It is a rule of this Court that there can be no reversal of a trial court for admitting a dying declaration except for a manifest error. See Crawford v. State, 197 Tenn. 411, 273 S.W.2d 689. After due consideration of defendant's contention, we find that the admission of this declaration was not an error of such magnitude as would justify a reversal of this case.

Assignments of error III, IV, V, VII and VIII all relate to remarks made by the State's attorney during the closing arguments. Unfortunately, this Court is precluded from considering these assignments inasmuch as the argument of counsel is not preserved in the bill of exceptions. The fact that these comments are included within the defendant's motion for a new trial does not cure the defect. This Court has frequently declared that a motion for a new trial is a mere pleading and does not take the place of a bill of exceptions. See e.g., Sherman v. State, supra; Wynn v. State, 181 Tenn. 325, 181 S.W.2d 332; Dupes v. State, 209 Tenn. 506, 354 S.W.2d 453; Koehn v. Hooper, 193 Tenn. *778 417, 246 S.W.2d 68; and Fonte v. State, 213 Tenn. 204, 373 S.W.2d 445.

The final assignment of error is that the trial court erred in failing to grant the defendant a new trial on the basis of newly discovered evidence. In this regard, it is urged that, essential to the conviction of the defendant, was a reasonable explanation by the State as to why the deceased was armed with a rifle on the day in question. Testifying on behalf of the State, Kenny Ford stated that on the day in question he and his father were proceeding to the dump where they intended to shoot stray dogs which had been left there for that purpose by city policemen. On their motion for a new trial, counsel for the defendant offered for the first time statements by the City Manager of Cookeville and two city policemen to the effect that the deceased had no direction from the city to kill the dogs. Furthermore, the officials stated that it was customary for the police department to perform this task. It is insisted that these statements refute the State's theory and should therefore necessitate the granting of a new trial to the defendant.

The granting or refusing of a new trial upon the basis of newly discovered evidence rests within the sound discretion of the trial court.

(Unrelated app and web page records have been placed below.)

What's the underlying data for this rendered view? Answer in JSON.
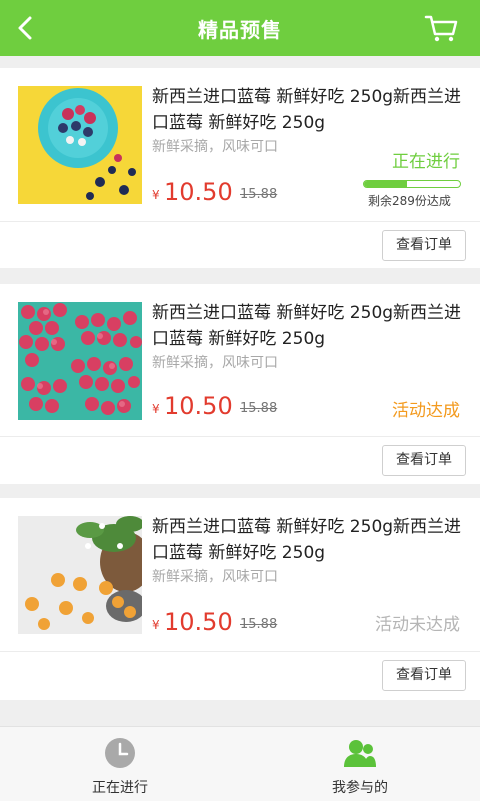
{
  "header": {
    "title": "精品预售",
    "back_icon": "back-arrow-icon",
    "cart_icon": "cart-icon"
  },
  "colors": {
    "brand": "#6fce3f",
    "price": "#e23b2e",
    "status_running": "#6fce3f",
    "status_done": "#f39a1e",
    "status_failed": "#b5b5b5"
  },
  "products": [
    {
      "name": "新西兰进口蓝莓 新鲜好吃 250g新西兰进口蓝莓 新鲜好吃 250g",
      "sub": "新鲜采摘，风味可口",
      "currency": "¥",
      "price": "10.50",
      "old_price": "15.88",
      "status": "正在进行",
      "progress": 0.45,
      "remaining": "剩余289份达成",
      "button": "查看订单"
    },
    {
      "name": "新西兰进口蓝莓 新鲜好吃 250g新西兰进口蓝莓 新鲜好吃 250g",
      "sub": "新鲜采摘，风味可口",
      "currency": "¥",
      "price": "10.50",
      "old_price": "15.88",
      "status": "活动达成",
      "button": "查看订单"
    },
    {
      "name": "新西兰进口蓝莓 新鲜好吃 250g新西兰进口蓝莓 新鲜好吃 250g",
      "sub": "新鲜采摘，风味可口",
      "currency": "¥",
      "price": "10.50",
      "old_price": "15.88",
      "status": "活动未达成",
      "button": "查看订单"
    }
  ],
  "tabbar": {
    "tabs": [
      {
        "label": "正在进行",
        "icon": "clock-icon"
      },
      {
        "label": "我参与的",
        "icon": "users-icon"
      }
    ]
  }
}
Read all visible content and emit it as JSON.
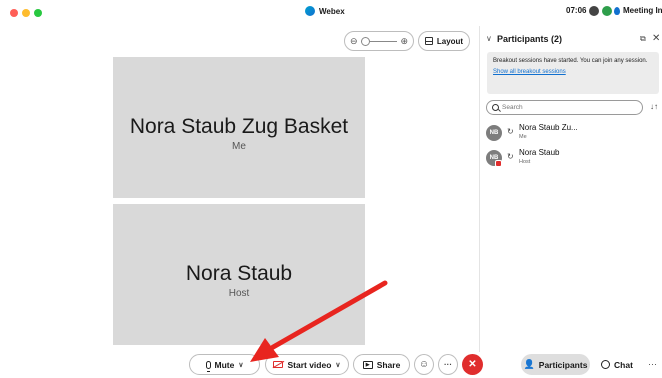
{
  "titlebar": {
    "app_title": "Webex",
    "time": "07:06",
    "meeting_info": "Meeting Info"
  },
  "video": {
    "layout_label": "Layout",
    "tiles": [
      {
        "name": "Nora Staub Zug Basket",
        "role": "Me"
      },
      {
        "name": "Nora Staub",
        "role": "Host"
      }
    ]
  },
  "panel": {
    "title": "Participants (2)",
    "notice_text": "Breakout sessions have started. You can join any session.",
    "notice_link": "Show all breakout sessions",
    "search_placeholder": "Search",
    "participants": [
      {
        "initials": "NB",
        "name": "Nora Staub Zu...",
        "role": "Me"
      },
      {
        "initials": "NB",
        "name": "Nora Staub",
        "role": "Host"
      }
    ]
  },
  "toolbar": {
    "mute_label": "Mute",
    "video_label": "Start video",
    "share_label": "Share",
    "participants_label": "Participants",
    "chat_label": "Chat"
  },
  "colors": {
    "end_call": "#e02d2d",
    "link": "#1170cf",
    "annotation_arrow": "#e8251f"
  },
  "icons": [
    "webex-logo-icon",
    "zoom-out-icon",
    "zoom-in-icon",
    "layout-icon",
    "popout-icon",
    "close-icon",
    "search-icon",
    "sort-icon",
    "mic-icon",
    "video-off-icon",
    "share-icon",
    "reactions-icon",
    "more-icon",
    "end-call-icon",
    "participants-icon",
    "chat-icon"
  ]
}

Moore v. State, 96 Tenn. 209, 33 S.W. 1046. Considering the nature of the so-called newly discovered evidence in the case at bar, we do not think that the trial court manifestly abused its discretion in denying the defendant's motion. In the first place, this newly discovered evidence is merely contradictory and impeaching evidence, which does not necessarily justify the granting of a new trial. See Harper v. State, 206 Tenn. 509, 334 S.W.2d 933; McGhee v. State, 183 Tenn. 20, 189 S.W.2d 826, 164 A.L.R. 617; Vest v. Bitner, 34 Tenn. App. 575, 241 S.W.2d 438; Monday v. Millsaps, 37 Tenn. App. 371, 264 S.W.2d 6. Furthermore, the record reflects that each witness who testified concerning this matter was available on the day of the trial; however, none were subpoenaed on behalf of the defendant. This Court has frequently held that it is not error for a trial court to deny a new trial on the basis of newly discovered evidence where it appears that reasonable diligence has not been exercised in the procurement of witnesses at the original trial. Leonard v. State, 155 Tenn. 325, 292 S.W.2d 849; Taylor v. State, 180 Tenn. 62, 171 S.W.2d 403. We believe that through reasonable diligence the testimony in question could have been made available at the present trial. Accordingly, this assignment of error is overruled.

In summary, we hold that the defendant has received a fair and impartial trial, and there is no error in the record which would justify a reversal of his conviction. Therefore, the judgment of the trial court is affirmed.